Editorial: Japanese gov't should reconsider casino resort plan in light of bribery scandal
Wednesday 15th January 2020
House of Representatives legislator Tsukasa Akimoto was hit with another arrest warrant by special investigators at the Tokyo District Public Prosecutors Office over a bribe-taking allegation involving an "integrated" casino resort corruption scandal.
Investigators freshly determined that travel expenses to China and lecture fees, which a Chinese corporation aiming to become involved in the casino business in Japan shouldered for Akimoto, amounted to bribes. When combined with the bribe amount Akimoto has already been indicted for, the total comes to some 7.3 million yen.
Akimoto has consistently maintained that he is innocent of the charges. However, his deep involvement with the accused bribe-givers has become increasingly clear. There are growing suspicions that he used his authority as state minister in charge of casino resorts to form cozy ties with a specific corporation.
The former member of the ruling Liberal Democratic Party (LDP) was asked by a Chinese company to raise the maximum number of areas in Japan for the development of casino resorts, and is said to have told an official in charge not to incorporate a specific number into the "integrated" casino resorts promotion bill. Akimoto also queried the Ministry of Land, Infrastructure, Transport and Tourism on whether it would be possible to build an airport adjacent to the casino resort that the Chinese corporation was planning to set up in Hokkaido.
The alleged bribe-givers told special investigators at the Tokyo District Public Prosecutors Office that they had also given 1 million yen in cash each to five other Diet members. Of these five, Mikio Shimoji admitted at a press conference that he had accepted the money, and also that the amount had not been listed in his political funds report.

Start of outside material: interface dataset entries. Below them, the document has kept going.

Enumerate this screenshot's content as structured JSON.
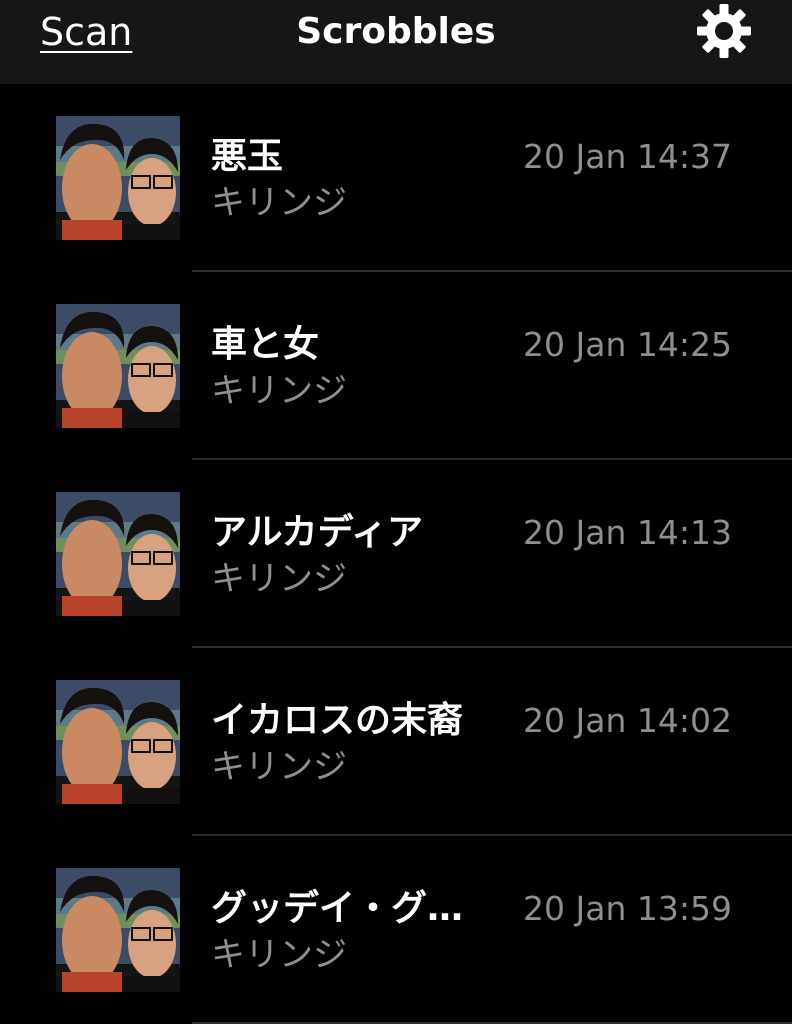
{
  "nav": {
    "scan_label": "Scan",
    "title": "Scrobbles",
    "settings_icon": "gear-icon"
  },
  "colors": {
    "background": "#000000",
    "nav_background": "#161616",
    "primary_text": "#ffffff",
    "secondary_text": "#8e8e93",
    "separator": "#2c2c2e"
  },
  "scrobbles": [
    {
      "title": "悪玉",
      "artist": "キリンジ",
      "time": "20 Jan 14:37",
      "artwork_icon": "album-art-image"
    },
    {
      "title": "車と女",
      "artist": "キリンジ",
      "time": "20 Jan 14:25",
      "artwork_icon": "album-art-image"
    },
    {
      "title": "アルカディア",
      "artist": "キリンジ",
      "time": "20 Jan 14:13",
      "artwork_icon": "album-art-image"
    },
    {
      "title": "イカロスの末裔",
      "artist": "キリンジ",
      "time": "20 Jan 14:02",
      "artwork_icon": "album-art-image"
    },
    {
      "title": "グッデイ・グ…",
      "artist": "キリンジ",
      "time": "20 Jan 13:59",
      "artwork_icon": "album-art-image"
    }
  ]
}
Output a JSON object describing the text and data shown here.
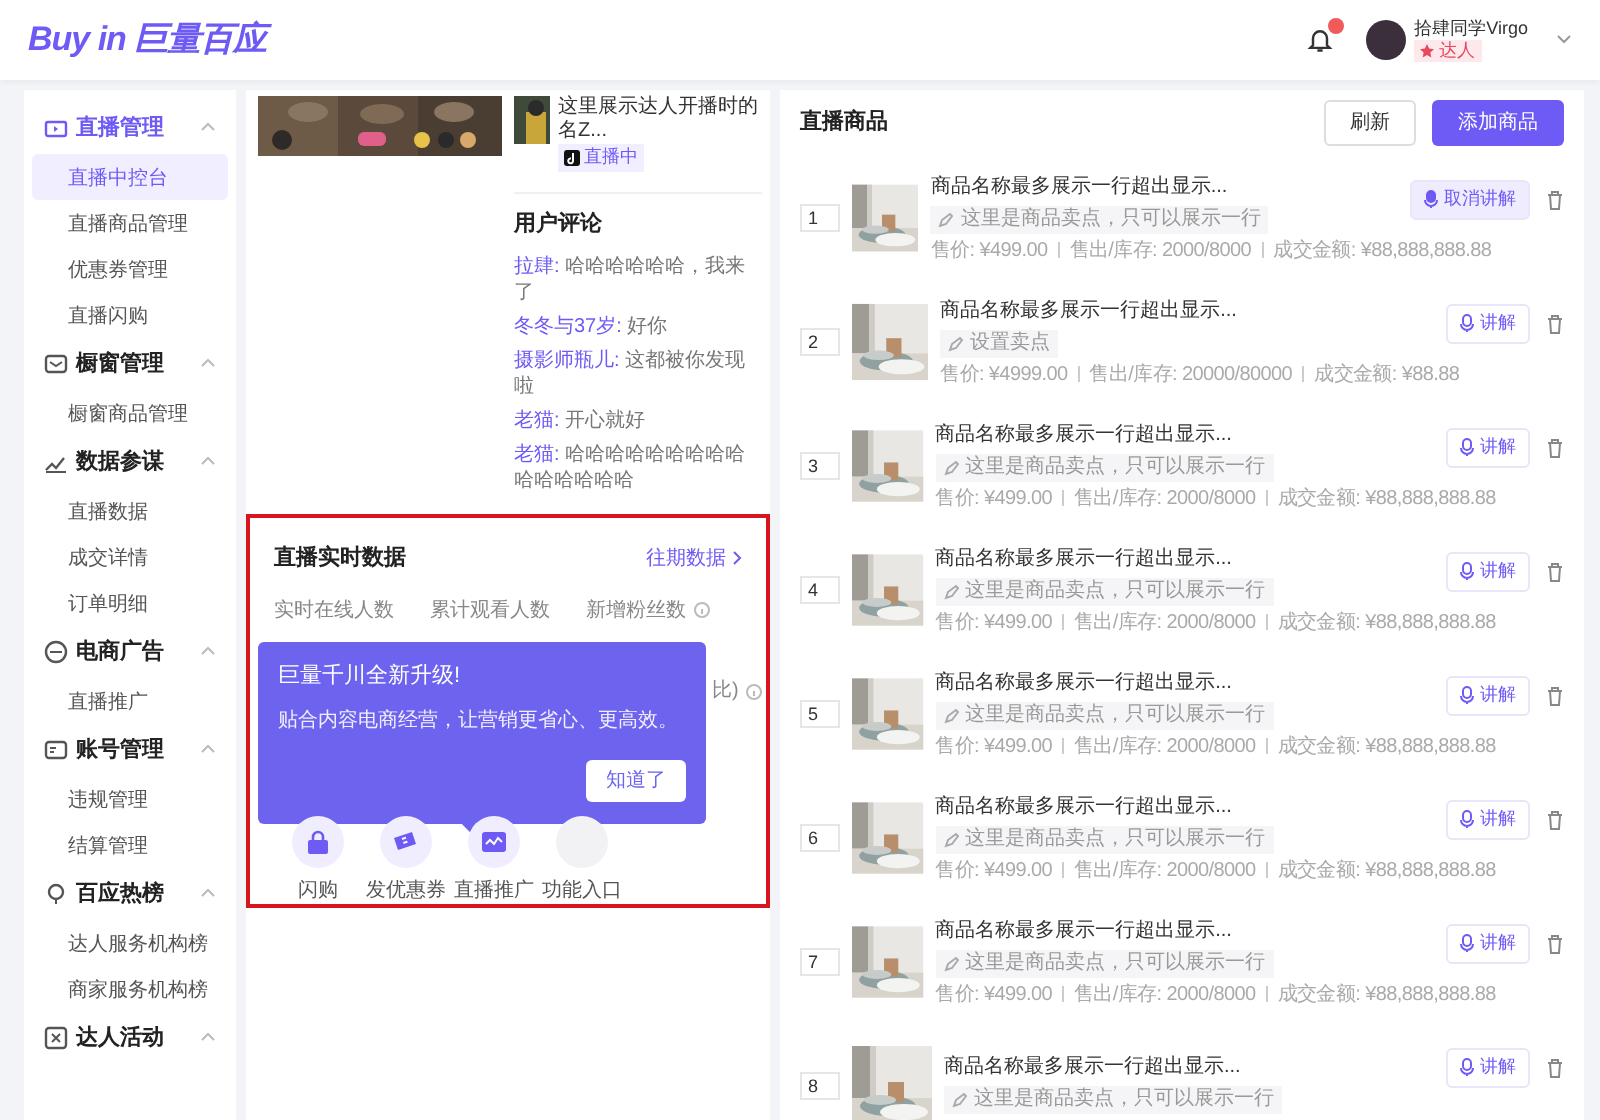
{
  "header": {
    "logo_latin": "Buy in",
    "logo_cjk": "巨量百应",
    "has_unread": true,
    "user": {
      "name": "拾肆同学Virgo",
      "role": "达人"
    }
  },
  "sidebar": {
    "groups": [
      {
        "label": "直播管理",
        "expanded": true,
        "items": [
          {
            "label": "直播中控台",
            "selected": true
          },
          {
            "label": "直播商品管理",
            "selected": false
          },
          {
            "label": "优惠券管理",
            "selected": false
          },
          {
            "label": "直播闪购",
            "selected": false
          }
        ]
      },
      {
        "label": "橱窗管理",
        "expanded": true,
        "items": [
          {
            "label": "橱窗商品管理",
            "selected": false
          }
        ]
      },
      {
        "label": "数据参谋",
        "expanded": true,
        "items": [
          {
            "label": "直播数据",
            "selected": false
          },
          {
            "label": "成交详情",
            "selected": false
          },
          {
            "label": "订单明细",
            "selected": false
          }
        ]
      },
      {
        "label": "电商广告",
        "expanded": true,
        "items": [
          {
            "label": "直播推广",
            "selected": false
          }
        ]
      },
      {
        "label": "账号管理",
        "expanded": true,
        "items": [
          {
            "label": "违规管理",
            "selected": false
          },
          {
            "label": "结算管理",
            "selected": false
          }
        ]
      },
      {
        "label": "百应热榜",
        "expanded": true,
        "items": [
          {
            "label": "达人服务机构榜",
            "selected": false
          },
          {
            "label": "商家服务机构榜",
            "selected": false
          }
        ]
      },
      {
        "label": "达人活动",
        "expanded": true
      }
    ]
  },
  "live": {
    "title": "这里展示达人开播时的名Z...",
    "status": "直播中",
    "comments_title": "用户评论",
    "comments": [
      {
        "user": "拉肆:",
        "text": "哈哈哈哈哈哈，我来了"
      },
      {
        "user": "冬冬与37岁:",
        "text": "好你"
      },
      {
        "user": "摄影师瓶儿:",
        "text": "这都被你发现啦"
      },
      {
        "user": "老猫:",
        "text": "开心就好"
      },
      {
        "user": "老猫:",
        "text": "哈哈哈哈哈哈哈哈哈哈哈哈哈哈哈"
      }
    ]
  },
  "realtime": {
    "title": "直播实时数据",
    "link": "往期数据",
    "metrics": [
      {
        "label": "实时在线人数",
        "info": false
      },
      {
        "label": "累计观看人数",
        "info": false
      },
      {
        "label": "新增粉丝数",
        "info": true
      }
    ],
    "covered_label_tail": "比)",
    "popover": {
      "title": "巨量千川全新升级!",
      "text": "贴合内容电商经营，让营销更省心、更高效。",
      "button": "知道了"
    },
    "tools": [
      {
        "label": "闪购",
        "kind": "lock"
      },
      {
        "label": "发优惠券",
        "kind": "ticket"
      },
      {
        "label": "直播推广",
        "kind": "promo"
      },
      {
        "label": "功能入口",
        "kind": "empty"
      }
    ]
  },
  "products": {
    "title": "直播商品",
    "refresh": "刷新",
    "add": "添加商品",
    "items": [
      {
        "index": "1",
        "name": "商品名称最多展示一行超出显示...",
        "selling_point": "这里是商品卖点，只可以展示一行",
        "price": "售价: ¥499.00",
        "stock": "售出/库存: 2000/8000",
        "amount": "成交金额: ¥88,888,888.88",
        "explaining": true,
        "action": "取消讲解"
      },
      {
        "index": "2",
        "name": "商品名称最多展示一行超出显示...",
        "selling_point": "设置卖点",
        "price": "售价: ¥4999.00",
        "stock": "售出/库存: 20000/80000",
        "amount": "成交金额: ¥88.88",
        "explaining": false,
        "action": "讲解"
      },
      {
        "index": "3",
        "name": "商品名称最多展示一行超出显示...",
        "selling_point": "这里是商品卖点，只可以展示一行",
        "price": "售价: ¥499.00",
        "stock": "售出/库存: 2000/8000",
        "amount": "成交金额: ¥88,888,888.88",
        "explaining": false,
        "action": "讲解"
      },
      {
        "index": "4",
        "name": "商品名称最多展示一行超出显示...",
        "selling_point": "这里是商品卖点，只可以展示一行",
        "price": "售价: ¥499.00",
        "stock": "售出/库存: 2000/8000",
        "amount": "成交金额: ¥88,888,888.88",
        "explaining": false,
        "action": "讲解"
      },
      {
        "index": "5",
        "name": "商品名称最多展示一行超出显示...",
        "selling_point": "这里是商品卖点，只可以展示一行",
        "price": "售价: ¥499.00",
        "stock": "售出/库存: 2000/8000",
        "amount": "成交金额: ¥88,888,888.88",
        "explaining": false,
        "action": "讲解"
      },
      {
        "index": "6",
        "name": "商品名称最多展示一行超出显示...",
        "selling_point": "这里是商品卖点，只可以展示一行",
        "price": "售价: ¥499.00",
        "stock": "售出/库存: 2000/8000",
        "amount": "成交金额: ¥88,888,888.88",
        "explaining": false,
        "action": "讲解"
      },
      {
        "index": "7",
        "name": "商品名称最多展示一行超出显示...",
        "selling_point": "这里是商品卖点，只可以展示一行",
        "price": "售价: ¥499.00",
        "stock": "售出/库存: 2000/8000",
        "amount": "成交金额: ¥88,888,888.88",
        "explaining": false,
        "action": "讲解"
      },
      {
        "index": "8",
        "name": "商品名称最多展示一行超出显示...",
        "selling_point": "这里是商品卖点，只可以展示一行",
        "explaining": false,
        "action": "讲解"
      }
    ]
  }
}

Four of the five who are said to have been given bribes have constituencies in the northernmost prefecture of Hokkaido or the southernmost prefecture of Okinawa where the Chinese firm was planning to open a casino resort. The remaining one was a senior official of a parliamentary group promoting casinos.
The Chinese corporation is suspected of attempting political machinations far and wide. The prosecutors' special investigative unit is questioning the five Diet members on a voluntary basis.
The incident has brought into sharp relief the structure in which casinos can bring about vested interests. That a government official can be bribed by a business and attempt to return the favor is extremely problematic.
And yet, the government has not changed its stance that the incident and the "integrated" casino resort system are two unrelated things. As planned, it launched a casino management committee that will evaluate casino operators. Chief Cabinet Secretary Yoshihide Suga has acted as if the incident is of little consequence, saying, "The Chinese company under investigation does not have much of a track record. They're out of their league when it comes to integrated resorts."
Shimoji was expelled from Nippon Ishin (Japan Innovation Party), the opposition party of which he was a member, but the party remains pro-casino, as it aims to attract a casino resort to Osaka, the party's home base.
There seems to be a lack of acknowledgment of the seriousness of the situation. Until the investigative results come in, plans for casino resorts should be frozen, and the mechanism by which casinos will be established and maintained should be reviewed.
Results of various public opinion polls show that there are deep-rooted misgivings toward casinos. According to one survey, 70% of those polled seek a review of casino plans after the latest incident. So why is the government still bent on going forward with its plans?